WHAT IS BEING ASKED:
Each line of the listing where the string "label" appears is to be identified and copied.

TASK INPUTS:
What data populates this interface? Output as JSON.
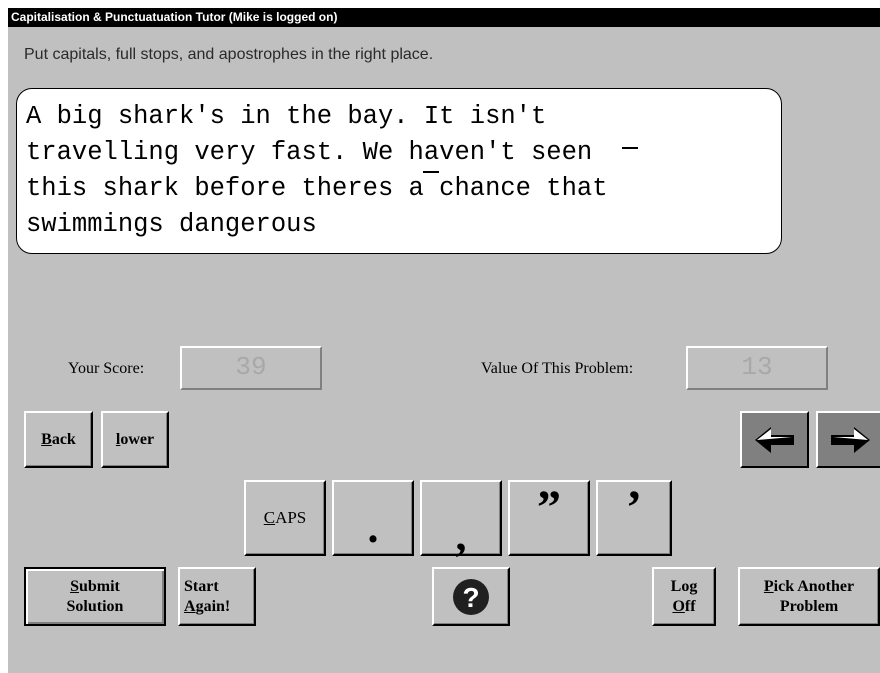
{
  "window": {
    "title": "Capitalisation & Punctuatuation Tutor (Mike is logged on)"
  },
  "instruction": "Put capitals, full stops, and apostrophes in the right place.",
  "sentence": {
    "lines": [
      "A big shark's in the bay. It isn't",
      "travelling very fast. We haven't seen",
      "this shark before theres a chance that",
      "swimmings dangerous"
    ]
  },
  "score": {
    "label": "Your Score:",
    "value": "39"
  },
  "problem_value": {
    "label": "Value Of This Problem:",
    "value": "13"
  },
  "buttons": {
    "back": {
      "accel": "B",
      "rest": "ack"
    },
    "lower": {
      "accel": "l",
      "rest": "ower"
    },
    "caps": {
      "accel": "C",
      "rest": "APS"
    },
    "full_stop": ".",
    "comma": ",",
    "double_quote": "”",
    "apostrophe": "’",
    "submit": {
      "accel": "S",
      "line1_rest": "ubmit",
      "line2": "Solution"
    },
    "start_again": {
      "line1": "Start",
      "accel": "A",
      "line2_rest": "gain!"
    },
    "help": "?",
    "log_off": {
      "line1": "Log",
      "accel": "O",
      "line2_rest": "ff"
    },
    "pick_another": {
      "accel": "P",
      "line1_rest": "ick Another",
      "line2": "Problem"
    },
    "left_arrow": "left-arrow-icon",
    "right_arrow": "right-arrow-icon"
  },
  "colors": {
    "window_bg": "#c0c0c0",
    "titlebar_bg": "#000000",
    "arrow_button_bg": "#808080",
    "field_text": "#a8a8a8"
  }
}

RESPONSE:
    "label": "Your Score:",
    "label": "Value Of This Problem:",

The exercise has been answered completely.